TASK STATEMENT: Which lines of the entries contain the string "Show"? Please find them and copy them.
-.-.-
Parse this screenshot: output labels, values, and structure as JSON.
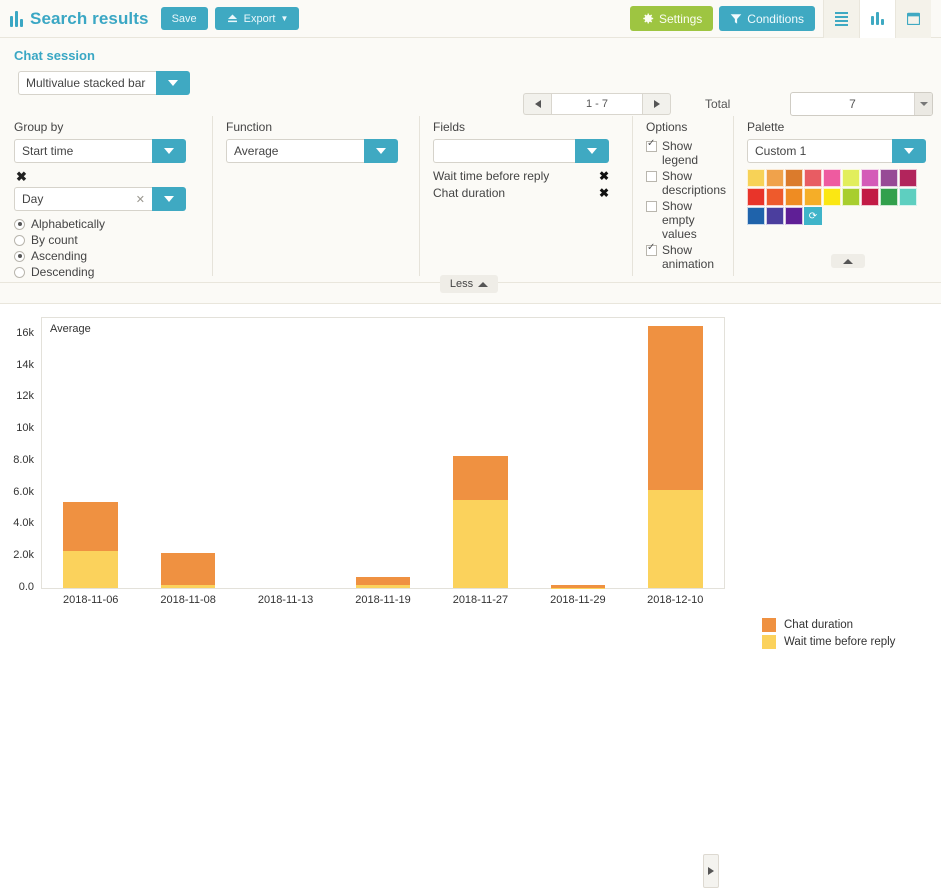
{
  "toolbar": {
    "brand_icon": "bar-chart-icon",
    "title": "Search results",
    "save_label": "Save",
    "export_label": "Export",
    "export_icon": "upload-icon",
    "settings_label": "Settings",
    "settings_icon": "gear-icon",
    "conditions_label": "Conditions",
    "conditions_icon": "filter-icon",
    "view_list_icon": "list-view-icon",
    "view_chart_icon": "chart-view-icon",
    "view_calendar_icon": "calendar-view-icon",
    "settings_color": "#9ec541",
    "accent_color": "#3fa9c2"
  },
  "session": {
    "title": "Chat session",
    "chart_type": "Multivalue stacked bar",
    "pager": {
      "prev_icon": "chevron-left-icon",
      "range": "1 - 7",
      "next_icon": "chevron-right-icon"
    },
    "total_label": "Total",
    "total_value": "7"
  },
  "group_by": {
    "label": "Group by",
    "field": "Start time",
    "remove_icon": "remove-x-icon",
    "interval": "Day",
    "interval_clear_icon": "clear-x-icon",
    "sort_options": [
      {
        "label": "Alphabetically",
        "selected": true
      },
      {
        "label": "By count",
        "selected": false
      },
      {
        "label": "Ascending",
        "selected": true
      },
      {
        "label": "Descending",
        "selected": false
      }
    ]
  },
  "function": {
    "label": "Function",
    "value": "Average"
  },
  "fields": {
    "label": "Fields",
    "value": "",
    "items": [
      {
        "label": "Wait time before reply",
        "remove_icon": "remove-x-icon"
      },
      {
        "label": "Chat duration",
        "remove_icon": "remove-x-icon"
      }
    ]
  },
  "options": {
    "label": "Options",
    "items": [
      {
        "label": "Show legend",
        "checked": true
      },
      {
        "label": "Show descriptions",
        "checked": false
      },
      {
        "label": "Show empty values",
        "checked": false
      },
      {
        "label": "Show animation",
        "checked": true
      }
    ]
  },
  "palette": {
    "label": "Palette",
    "value": "Custom 1",
    "refresh_icon": "refresh-icon",
    "collapse_icon": "collapse-up-icon",
    "colors": [
      "#f7d257",
      "#f0a24b",
      "#db7b2c",
      "#e85c63",
      "#ee5ba0",
      "#e2ee5c",
      "#d45bb8",
      "#974a96",
      "#b2255c",
      "#e8342a",
      "#ee5a2c",
      "#ef8c22",
      "#f5ae28",
      "#fbe713",
      "#a8ce2e",
      "#c21a45",
      "#32a04c",
      "#5ecfc0",
      "#1f63ab",
      "#4b3e9e",
      "#5f1f96"
    ]
  },
  "less_button": {
    "label": "Less",
    "icon": "chevron-up-icon"
  },
  "chart_data": {
    "type": "bar",
    "title": "Average",
    "xlabel": "",
    "ylabel": "",
    "grid": false,
    "legend_position": "right",
    "ylim": [
      0,
      17000
    ],
    "ytick_labels": [
      "0.0",
      "2.0k",
      "4.0k",
      "6.0k",
      "8.0k",
      "10k",
      "12k",
      "14k",
      "16k"
    ],
    "ytick_values": [
      0,
      2000,
      4000,
      6000,
      8000,
      10000,
      12000,
      14000,
      16000
    ],
    "categories": [
      "2018-11-06",
      "2018-11-08",
      "2018-11-13",
      "2018-11-19",
      "2018-11-27",
      "2018-11-29",
      "2018-12-10"
    ],
    "stacked": true,
    "series": [
      {
        "name": "Wait time before reply",
        "color": "#fbd25c",
        "values": [
          2300,
          180,
          0,
          220,
          5550,
          20,
          6200
        ]
      },
      {
        "name": "Chat duration",
        "color": "#ef9141",
        "values": [
          3100,
          2030,
          0,
          460,
          2750,
          150,
          10300
        ]
      }
    ],
    "scroll_right_icon": "scroll-right-icon"
  }
}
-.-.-
EXERCISE OUTPUT:
        "label": "Show legend",
        "label": "Show descriptions",
        "label": "Show empty values",
        "label": "Show animation",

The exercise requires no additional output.